■ GIVEN RECORDS ■
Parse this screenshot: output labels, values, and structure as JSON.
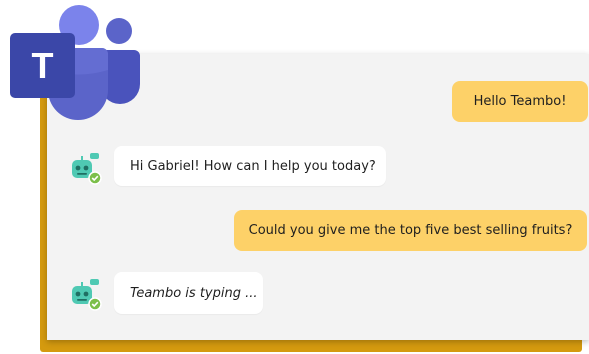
{
  "app": {
    "name": "Microsoft Teams",
    "logo_letter": "T",
    "colors": {
      "brand_dark": "#3b47a8",
      "brand_mid": "#5b64c9",
      "brand_light": "#7b83eb",
      "user_bubble": "#fdd168",
      "bot_bubble": "#ffffff",
      "frame": "#d49a0f",
      "bot_avatar": "#4fc9b3",
      "status_online": "#7cbf4a"
    }
  },
  "chat": {
    "messages": [
      {
        "sender": "user",
        "text": "Hello Teambo!"
      },
      {
        "sender": "bot",
        "text": "Hi Gabriel! How can I help you today?",
        "avatar_icon": "robot-avatar-icon"
      },
      {
        "sender": "user",
        "text": "Could you give me the top five best selling fruits?"
      },
      {
        "sender": "bot",
        "text": "Teambo is typing ...",
        "avatar_icon": "robot-avatar-icon"
      }
    ]
  }
}
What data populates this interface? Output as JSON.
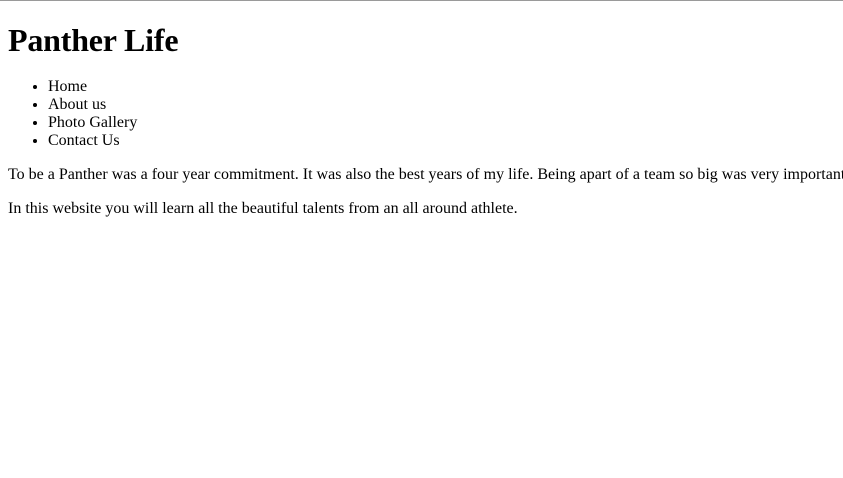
{
  "page": {
    "title": "Panther Life"
  },
  "nav": {
    "items": [
      {
        "label": "Home"
      },
      {
        "label": "About us"
      },
      {
        "label": "Photo Gallery"
      },
      {
        "label": "Contact Us"
      }
    ]
  },
  "content": {
    "paragraphs": [
      "To be a Panther was a four year commitment. It was also the best years of my life. Being apart of a team so big was very important",
      "In this website you will learn all the beautiful talents from an all around athlete."
    ]
  }
}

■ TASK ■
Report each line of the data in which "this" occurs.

■ TASK RESULT ■
Parse this screenshot: output labels, values, and structure as JSON.
What data populates this interface? Output as JSON.
      "In this website you will learn all the beautiful talents from an all around athlete."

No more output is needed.